__DATA FOR PROCESSING__
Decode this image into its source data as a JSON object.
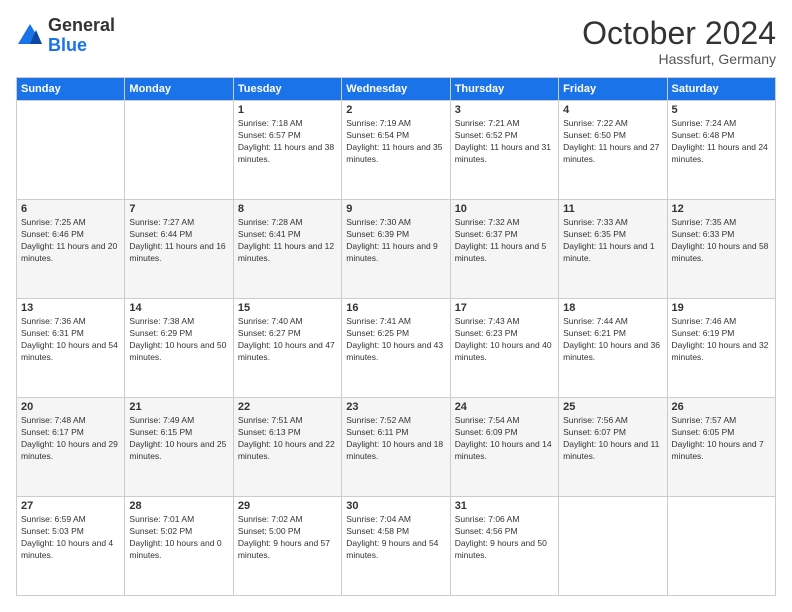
{
  "logo": {
    "general": "General",
    "blue": "Blue"
  },
  "header": {
    "month": "October 2024",
    "location": "Hassfurt, Germany"
  },
  "weekdays": [
    "Sunday",
    "Monday",
    "Tuesday",
    "Wednesday",
    "Thursday",
    "Friday",
    "Saturday"
  ],
  "weeks": [
    [
      {
        "day": "",
        "info": ""
      },
      {
        "day": "",
        "info": ""
      },
      {
        "day": "1",
        "info": "Sunrise: 7:18 AM\nSunset: 6:57 PM\nDaylight: 11 hours and 38 minutes."
      },
      {
        "day": "2",
        "info": "Sunrise: 7:19 AM\nSunset: 6:54 PM\nDaylight: 11 hours and 35 minutes."
      },
      {
        "day": "3",
        "info": "Sunrise: 7:21 AM\nSunset: 6:52 PM\nDaylight: 11 hours and 31 minutes."
      },
      {
        "day": "4",
        "info": "Sunrise: 7:22 AM\nSunset: 6:50 PM\nDaylight: 11 hours and 27 minutes."
      },
      {
        "day": "5",
        "info": "Sunrise: 7:24 AM\nSunset: 6:48 PM\nDaylight: 11 hours and 24 minutes."
      }
    ],
    [
      {
        "day": "6",
        "info": "Sunrise: 7:25 AM\nSunset: 6:46 PM\nDaylight: 11 hours and 20 minutes."
      },
      {
        "day": "7",
        "info": "Sunrise: 7:27 AM\nSunset: 6:44 PM\nDaylight: 11 hours and 16 minutes."
      },
      {
        "day": "8",
        "info": "Sunrise: 7:28 AM\nSunset: 6:41 PM\nDaylight: 11 hours and 12 minutes."
      },
      {
        "day": "9",
        "info": "Sunrise: 7:30 AM\nSunset: 6:39 PM\nDaylight: 11 hours and 9 minutes."
      },
      {
        "day": "10",
        "info": "Sunrise: 7:32 AM\nSunset: 6:37 PM\nDaylight: 11 hours and 5 minutes."
      },
      {
        "day": "11",
        "info": "Sunrise: 7:33 AM\nSunset: 6:35 PM\nDaylight: 11 hours and 1 minute."
      },
      {
        "day": "12",
        "info": "Sunrise: 7:35 AM\nSunset: 6:33 PM\nDaylight: 10 hours and 58 minutes."
      }
    ],
    [
      {
        "day": "13",
        "info": "Sunrise: 7:36 AM\nSunset: 6:31 PM\nDaylight: 10 hours and 54 minutes."
      },
      {
        "day": "14",
        "info": "Sunrise: 7:38 AM\nSunset: 6:29 PM\nDaylight: 10 hours and 50 minutes."
      },
      {
        "day": "15",
        "info": "Sunrise: 7:40 AM\nSunset: 6:27 PM\nDaylight: 10 hours and 47 minutes."
      },
      {
        "day": "16",
        "info": "Sunrise: 7:41 AM\nSunset: 6:25 PM\nDaylight: 10 hours and 43 minutes."
      },
      {
        "day": "17",
        "info": "Sunrise: 7:43 AM\nSunset: 6:23 PM\nDaylight: 10 hours and 40 minutes."
      },
      {
        "day": "18",
        "info": "Sunrise: 7:44 AM\nSunset: 6:21 PM\nDaylight: 10 hours and 36 minutes."
      },
      {
        "day": "19",
        "info": "Sunrise: 7:46 AM\nSunset: 6:19 PM\nDaylight: 10 hours and 32 minutes."
      }
    ],
    [
      {
        "day": "20",
        "info": "Sunrise: 7:48 AM\nSunset: 6:17 PM\nDaylight: 10 hours and 29 minutes."
      },
      {
        "day": "21",
        "info": "Sunrise: 7:49 AM\nSunset: 6:15 PM\nDaylight: 10 hours and 25 minutes."
      },
      {
        "day": "22",
        "info": "Sunrise: 7:51 AM\nSunset: 6:13 PM\nDaylight: 10 hours and 22 minutes."
      },
      {
        "day": "23",
        "info": "Sunrise: 7:52 AM\nSunset: 6:11 PM\nDaylight: 10 hours and 18 minutes."
      },
      {
        "day": "24",
        "info": "Sunrise: 7:54 AM\nSunset: 6:09 PM\nDaylight: 10 hours and 14 minutes."
      },
      {
        "day": "25",
        "info": "Sunrise: 7:56 AM\nSunset: 6:07 PM\nDaylight: 10 hours and 11 minutes."
      },
      {
        "day": "26",
        "info": "Sunrise: 7:57 AM\nSunset: 6:05 PM\nDaylight: 10 hours and 7 minutes."
      }
    ],
    [
      {
        "day": "27",
        "info": "Sunrise: 6:59 AM\nSunset: 5:03 PM\nDaylight: 10 hours and 4 minutes."
      },
      {
        "day": "28",
        "info": "Sunrise: 7:01 AM\nSunset: 5:02 PM\nDaylight: 10 hours and 0 minutes."
      },
      {
        "day": "29",
        "info": "Sunrise: 7:02 AM\nSunset: 5:00 PM\nDaylight: 9 hours and 57 minutes."
      },
      {
        "day": "30",
        "info": "Sunrise: 7:04 AM\nSunset: 4:58 PM\nDaylight: 9 hours and 54 minutes."
      },
      {
        "day": "31",
        "info": "Sunrise: 7:06 AM\nSunset: 4:56 PM\nDaylight: 9 hours and 50 minutes."
      },
      {
        "day": "",
        "info": ""
      },
      {
        "day": "",
        "info": ""
      }
    ]
  ]
}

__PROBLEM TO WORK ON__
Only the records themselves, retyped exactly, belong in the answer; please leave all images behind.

__ANSWER TO THIS TASK__
Decode this image into its source data as a JSON object.
{
  "logo": {
    "general": "General",
    "blue": "Blue"
  },
  "header": {
    "month": "October 2024",
    "location": "Hassfurt, Germany"
  },
  "weekdays": [
    "Sunday",
    "Monday",
    "Tuesday",
    "Wednesday",
    "Thursday",
    "Friday",
    "Saturday"
  ],
  "weeks": [
    [
      {
        "day": "",
        "info": ""
      },
      {
        "day": "",
        "info": ""
      },
      {
        "day": "1",
        "info": "Sunrise: 7:18 AM\nSunset: 6:57 PM\nDaylight: 11 hours and 38 minutes."
      },
      {
        "day": "2",
        "info": "Sunrise: 7:19 AM\nSunset: 6:54 PM\nDaylight: 11 hours and 35 minutes."
      },
      {
        "day": "3",
        "info": "Sunrise: 7:21 AM\nSunset: 6:52 PM\nDaylight: 11 hours and 31 minutes."
      },
      {
        "day": "4",
        "info": "Sunrise: 7:22 AM\nSunset: 6:50 PM\nDaylight: 11 hours and 27 minutes."
      },
      {
        "day": "5",
        "info": "Sunrise: 7:24 AM\nSunset: 6:48 PM\nDaylight: 11 hours and 24 minutes."
      }
    ],
    [
      {
        "day": "6",
        "info": "Sunrise: 7:25 AM\nSunset: 6:46 PM\nDaylight: 11 hours and 20 minutes."
      },
      {
        "day": "7",
        "info": "Sunrise: 7:27 AM\nSunset: 6:44 PM\nDaylight: 11 hours and 16 minutes."
      },
      {
        "day": "8",
        "info": "Sunrise: 7:28 AM\nSunset: 6:41 PM\nDaylight: 11 hours and 12 minutes."
      },
      {
        "day": "9",
        "info": "Sunrise: 7:30 AM\nSunset: 6:39 PM\nDaylight: 11 hours and 9 minutes."
      },
      {
        "day": "10",
        "info": "Sunrise: 7:32 AM\nSunset: 6:37 PM\nDaylight: 11 hours and 5 minutes."
      },
      {
        "day": "11",
        "info": "Sunrise: 7:33 AM\nSunset: 6:35 PM\nDaylight: 11 hours and 1 minute."
      },
      {
        "day": "12",
        "info": "Sunrise: 7:35 AM\nSunset: 6:33 PM\nDaylight: 10 hours and 58 minutes."
      }
    ],
    [
      {
        "day": "13",
        "info": "Sunrise: 7:36 AM\nSunset: 6:31 PM\nDaylight: 10 hours and 54 minutes."
      },
      {
        "day": "14",
        "info": "Sunrise: 7:38 AM\nSunset: 6:29 PM\nDaylight: 10 hours and 50 minutes."
      },
      {
        "day": "15",
        "info": "Sunrise: 7:40 AM\nSunset: 6:27 PM\nDaylight: 10 hours and 47 minutes."
      },
      {
        "day": "16",
        "info": "Sunrise: 7:41 AM\nSunset: 6:25 PM\nDaylight: 10 hours and 43 minutes."
      },
      {
        "day": "17",
        "info": "Sunrise: 7:43 AM\nSunset: 6:23 PM\nDaylight: 10 hours and 40 minutes."
      },
      {
        "day": "18",
        "info": "Sunrise: 7:44 AM\nSunset: 6:21 PM\nDaylight: 10 hours and 36 minutes."
      },
      {
        "day": "19",
        "info": "Sunrise: 7:46 AM\nSunset: 6:19 PM\nDaylight: 10 hours and 32 minutes."
      }
    ],
    [
      {
        "day": "20",
        "info": "Sunrise: 7:48 AM\nSunset: 6:17 PM\nDaylight: 10 hours and 29 minutes."
      },
      {
        "day": "21",
        "info": "Sunrise: 7:49 AM\nSunset: 6:15 PM\nDaylight: 10 hours and 25 minutes."
      },
      {
        "day": "22",
        "info": "Sunrise: 7:51 AM\nSunset: 6:13 PM\nDaylight: 10 hours and 22 minutes."
      },
      {
        "day": "23",
        "info": "Sunrise: 7:52 AM\nSunset: 6:11 PM\nDaylight: 10 hours and 18 minutes."
      },
      {
        "day": "24",
        "info": "Sunrise: 7:54 AM\nSunset: 6:09 PM\nDaylight: 10 hours and 14 minutes."
      },
      {
        "day": "25",
        "info": "Sunrise: 7:56 AM\nSunset: 6:07 PM\nDaylight: 10 hours and 11 minutes."
      },
      {
        "day": "26",
        "info": "Sunrise: 7:57 AM\nSunset: 6:05 PM\nDaylight: 10 hours and 7 minutes."
      }
    ],
    [
      {
        "day": "27",
        "info": "Sunrise: 6:59 AM\nSunset: 5:03 PM\nDaylight: 10 hours and 4 minutes."
      },
      {
        "day": "28",
        "info": "Sunrise: 7:01 AM\nSunset: 5:02 PM\nDaylight: 10 hours and 0 minutes."
      },
      {
        "day": "29",
        "info": "Sunrise: 7:02 AM\nSunset: 5:00 PM\nDaylight: 9 hours and 57 minutes."
      },
      {
        "day": "30",
        "info": "Sunrise: 7:04 AM\nSunset: 4:58 PM\nDaylight: 9 hours and 54 minutes."
      },
      {
        "day": "31",
        "info": "Sunrise: 7:06 AM\nSunset: 4:56 PM\nDaylight: 9 hours and 50 minutes."
      },
      {
        "day": "",
        "info": ""
      },
      {
        "day": "",
        "info": ""
      }
    ]
  ]
}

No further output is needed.